■ Material to process ■
━━━

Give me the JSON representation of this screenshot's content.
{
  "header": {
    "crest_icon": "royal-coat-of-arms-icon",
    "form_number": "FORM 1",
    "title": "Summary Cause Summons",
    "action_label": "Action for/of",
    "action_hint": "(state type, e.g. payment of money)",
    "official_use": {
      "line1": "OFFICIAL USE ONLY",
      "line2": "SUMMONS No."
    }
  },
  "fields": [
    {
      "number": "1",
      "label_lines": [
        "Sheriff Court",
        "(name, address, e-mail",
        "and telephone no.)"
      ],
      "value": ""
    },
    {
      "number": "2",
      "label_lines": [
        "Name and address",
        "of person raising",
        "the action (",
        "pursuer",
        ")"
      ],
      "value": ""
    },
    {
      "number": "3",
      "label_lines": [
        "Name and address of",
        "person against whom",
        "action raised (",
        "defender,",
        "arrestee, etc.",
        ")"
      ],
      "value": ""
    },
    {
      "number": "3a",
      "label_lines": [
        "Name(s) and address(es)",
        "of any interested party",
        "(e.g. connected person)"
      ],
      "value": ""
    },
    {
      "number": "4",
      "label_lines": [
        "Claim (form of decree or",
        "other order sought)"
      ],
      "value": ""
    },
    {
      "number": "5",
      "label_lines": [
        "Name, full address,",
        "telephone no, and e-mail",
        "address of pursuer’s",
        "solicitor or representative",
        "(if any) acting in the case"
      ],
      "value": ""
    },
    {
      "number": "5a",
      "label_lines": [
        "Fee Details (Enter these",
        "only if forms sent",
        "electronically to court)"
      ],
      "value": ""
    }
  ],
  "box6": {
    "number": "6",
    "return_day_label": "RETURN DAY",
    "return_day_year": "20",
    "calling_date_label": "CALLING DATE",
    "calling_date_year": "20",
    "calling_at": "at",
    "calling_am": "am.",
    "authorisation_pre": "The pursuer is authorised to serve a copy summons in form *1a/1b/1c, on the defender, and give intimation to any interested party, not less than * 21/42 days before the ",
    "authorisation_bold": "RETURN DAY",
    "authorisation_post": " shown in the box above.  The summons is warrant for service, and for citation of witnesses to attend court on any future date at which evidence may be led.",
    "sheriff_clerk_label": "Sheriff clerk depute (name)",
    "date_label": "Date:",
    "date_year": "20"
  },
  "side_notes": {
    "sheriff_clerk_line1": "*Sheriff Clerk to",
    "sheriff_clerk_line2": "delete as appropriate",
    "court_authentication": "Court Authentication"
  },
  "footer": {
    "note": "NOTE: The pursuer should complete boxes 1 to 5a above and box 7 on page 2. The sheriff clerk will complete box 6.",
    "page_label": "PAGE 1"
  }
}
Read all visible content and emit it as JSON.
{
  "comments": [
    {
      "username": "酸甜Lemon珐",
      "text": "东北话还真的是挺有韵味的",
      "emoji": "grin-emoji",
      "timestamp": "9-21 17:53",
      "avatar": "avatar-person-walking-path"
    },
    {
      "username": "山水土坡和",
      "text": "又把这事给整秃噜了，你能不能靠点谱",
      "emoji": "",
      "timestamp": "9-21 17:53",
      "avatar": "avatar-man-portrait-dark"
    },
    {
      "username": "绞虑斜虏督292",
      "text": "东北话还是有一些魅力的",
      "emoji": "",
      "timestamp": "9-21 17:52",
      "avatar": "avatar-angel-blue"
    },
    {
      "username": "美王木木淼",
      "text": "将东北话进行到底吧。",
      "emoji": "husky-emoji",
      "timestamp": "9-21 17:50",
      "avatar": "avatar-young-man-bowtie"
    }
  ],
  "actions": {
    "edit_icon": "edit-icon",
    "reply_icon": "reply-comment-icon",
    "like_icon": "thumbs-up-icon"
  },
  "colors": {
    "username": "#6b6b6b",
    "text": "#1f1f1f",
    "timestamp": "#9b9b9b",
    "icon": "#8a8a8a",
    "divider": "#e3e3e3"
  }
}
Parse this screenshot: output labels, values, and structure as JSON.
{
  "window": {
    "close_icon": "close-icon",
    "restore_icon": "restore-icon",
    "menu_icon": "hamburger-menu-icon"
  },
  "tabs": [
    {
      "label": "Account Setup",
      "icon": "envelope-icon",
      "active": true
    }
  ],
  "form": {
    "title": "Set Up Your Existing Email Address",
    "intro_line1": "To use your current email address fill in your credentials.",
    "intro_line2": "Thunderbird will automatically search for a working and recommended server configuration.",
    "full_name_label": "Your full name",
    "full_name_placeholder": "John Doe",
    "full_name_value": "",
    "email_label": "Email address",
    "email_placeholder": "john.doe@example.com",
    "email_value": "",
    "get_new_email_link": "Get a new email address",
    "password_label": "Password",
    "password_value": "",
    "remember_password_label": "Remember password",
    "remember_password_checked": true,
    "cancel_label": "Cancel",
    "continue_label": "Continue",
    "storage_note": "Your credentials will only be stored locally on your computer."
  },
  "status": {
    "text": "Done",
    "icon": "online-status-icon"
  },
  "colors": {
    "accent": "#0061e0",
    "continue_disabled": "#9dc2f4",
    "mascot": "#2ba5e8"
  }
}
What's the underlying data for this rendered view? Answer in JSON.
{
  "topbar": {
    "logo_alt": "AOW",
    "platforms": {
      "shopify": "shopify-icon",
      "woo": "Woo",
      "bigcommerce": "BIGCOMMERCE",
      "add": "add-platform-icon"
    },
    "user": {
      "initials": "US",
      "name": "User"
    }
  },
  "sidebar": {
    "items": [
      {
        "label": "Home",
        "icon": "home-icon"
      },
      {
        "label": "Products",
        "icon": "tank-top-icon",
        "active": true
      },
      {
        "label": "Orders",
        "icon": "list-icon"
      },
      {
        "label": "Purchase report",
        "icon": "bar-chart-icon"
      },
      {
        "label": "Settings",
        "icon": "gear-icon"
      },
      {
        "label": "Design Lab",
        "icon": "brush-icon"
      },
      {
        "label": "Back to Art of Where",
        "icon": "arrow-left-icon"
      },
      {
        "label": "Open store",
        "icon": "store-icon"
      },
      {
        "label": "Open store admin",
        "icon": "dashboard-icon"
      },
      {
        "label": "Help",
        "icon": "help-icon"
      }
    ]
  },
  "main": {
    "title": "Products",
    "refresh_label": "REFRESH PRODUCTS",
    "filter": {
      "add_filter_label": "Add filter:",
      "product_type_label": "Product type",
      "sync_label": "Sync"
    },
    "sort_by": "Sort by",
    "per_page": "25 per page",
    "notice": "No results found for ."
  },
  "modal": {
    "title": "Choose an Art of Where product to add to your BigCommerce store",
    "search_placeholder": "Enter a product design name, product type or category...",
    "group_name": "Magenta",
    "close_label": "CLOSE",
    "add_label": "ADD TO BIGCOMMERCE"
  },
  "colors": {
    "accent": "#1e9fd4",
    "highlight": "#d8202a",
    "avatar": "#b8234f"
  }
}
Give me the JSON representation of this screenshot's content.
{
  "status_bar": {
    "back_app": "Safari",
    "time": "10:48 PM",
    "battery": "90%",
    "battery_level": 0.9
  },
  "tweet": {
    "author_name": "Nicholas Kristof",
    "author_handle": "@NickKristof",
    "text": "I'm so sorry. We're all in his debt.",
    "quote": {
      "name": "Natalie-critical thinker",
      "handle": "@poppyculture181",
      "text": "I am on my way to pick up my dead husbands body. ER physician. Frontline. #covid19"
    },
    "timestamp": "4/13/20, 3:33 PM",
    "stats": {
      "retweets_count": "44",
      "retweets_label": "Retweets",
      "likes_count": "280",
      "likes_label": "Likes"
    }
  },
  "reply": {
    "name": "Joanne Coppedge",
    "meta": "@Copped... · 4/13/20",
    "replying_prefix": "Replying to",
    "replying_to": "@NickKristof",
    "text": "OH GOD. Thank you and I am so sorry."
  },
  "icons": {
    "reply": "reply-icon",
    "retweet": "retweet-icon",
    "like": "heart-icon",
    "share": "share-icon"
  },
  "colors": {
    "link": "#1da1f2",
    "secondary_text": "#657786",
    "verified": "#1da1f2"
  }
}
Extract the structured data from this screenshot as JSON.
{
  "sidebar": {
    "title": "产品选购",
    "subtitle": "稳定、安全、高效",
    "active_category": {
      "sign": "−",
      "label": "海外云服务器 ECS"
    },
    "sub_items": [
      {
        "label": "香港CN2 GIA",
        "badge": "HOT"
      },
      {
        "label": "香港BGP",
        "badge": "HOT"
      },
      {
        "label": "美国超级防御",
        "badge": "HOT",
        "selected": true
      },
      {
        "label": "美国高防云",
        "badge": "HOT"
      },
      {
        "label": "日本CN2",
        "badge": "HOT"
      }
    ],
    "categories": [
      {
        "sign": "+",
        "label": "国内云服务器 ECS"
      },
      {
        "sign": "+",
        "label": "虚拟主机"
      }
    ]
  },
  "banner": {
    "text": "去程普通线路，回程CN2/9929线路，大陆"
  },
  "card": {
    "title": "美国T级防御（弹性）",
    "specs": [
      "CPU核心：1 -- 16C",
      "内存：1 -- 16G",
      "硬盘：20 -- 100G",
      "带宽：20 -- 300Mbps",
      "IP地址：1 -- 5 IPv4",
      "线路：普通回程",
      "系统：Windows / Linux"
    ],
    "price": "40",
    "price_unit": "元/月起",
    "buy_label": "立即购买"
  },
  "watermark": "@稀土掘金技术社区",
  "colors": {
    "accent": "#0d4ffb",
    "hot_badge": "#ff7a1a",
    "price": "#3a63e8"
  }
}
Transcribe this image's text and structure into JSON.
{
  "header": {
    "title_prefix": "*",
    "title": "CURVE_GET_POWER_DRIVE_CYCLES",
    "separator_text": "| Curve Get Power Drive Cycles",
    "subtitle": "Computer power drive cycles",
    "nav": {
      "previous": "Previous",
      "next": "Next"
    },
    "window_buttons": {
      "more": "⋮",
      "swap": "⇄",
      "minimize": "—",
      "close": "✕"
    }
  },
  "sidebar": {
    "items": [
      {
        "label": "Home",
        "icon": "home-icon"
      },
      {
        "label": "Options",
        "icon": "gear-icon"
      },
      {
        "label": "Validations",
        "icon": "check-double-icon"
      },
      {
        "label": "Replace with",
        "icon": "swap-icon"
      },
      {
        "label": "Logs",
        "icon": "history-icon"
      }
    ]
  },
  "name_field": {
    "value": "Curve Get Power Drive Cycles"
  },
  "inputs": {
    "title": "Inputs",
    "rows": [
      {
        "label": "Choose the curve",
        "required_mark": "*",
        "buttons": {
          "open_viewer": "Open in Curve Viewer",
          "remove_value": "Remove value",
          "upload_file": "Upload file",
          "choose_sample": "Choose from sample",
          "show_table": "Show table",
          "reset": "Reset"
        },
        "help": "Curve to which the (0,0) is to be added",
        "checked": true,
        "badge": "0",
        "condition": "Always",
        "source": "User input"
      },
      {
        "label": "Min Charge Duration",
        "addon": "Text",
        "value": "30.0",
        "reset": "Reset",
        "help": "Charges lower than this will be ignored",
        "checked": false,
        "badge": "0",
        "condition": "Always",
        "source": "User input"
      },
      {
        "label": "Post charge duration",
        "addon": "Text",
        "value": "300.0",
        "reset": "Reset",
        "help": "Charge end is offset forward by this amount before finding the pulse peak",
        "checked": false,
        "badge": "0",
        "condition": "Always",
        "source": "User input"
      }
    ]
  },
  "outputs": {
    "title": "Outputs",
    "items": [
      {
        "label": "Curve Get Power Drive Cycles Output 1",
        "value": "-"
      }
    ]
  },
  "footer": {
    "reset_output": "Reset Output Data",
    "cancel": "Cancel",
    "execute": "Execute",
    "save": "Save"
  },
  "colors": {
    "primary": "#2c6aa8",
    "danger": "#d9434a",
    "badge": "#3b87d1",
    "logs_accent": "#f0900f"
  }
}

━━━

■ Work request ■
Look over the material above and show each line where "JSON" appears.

■ Answer box ■
Give me the JSON representation of this screenshot's content.
Read all visible content and emit it as JSON.
Parse this screenshot: output labels, values, and structure as JSON.
What's the underlying data for this rendered view? Answer in JSON.
Give me the JSON representation of this screenshot's content.
Extract the structured data from this screenshot as JSON.
Transcribe this image's text and structure into JSON.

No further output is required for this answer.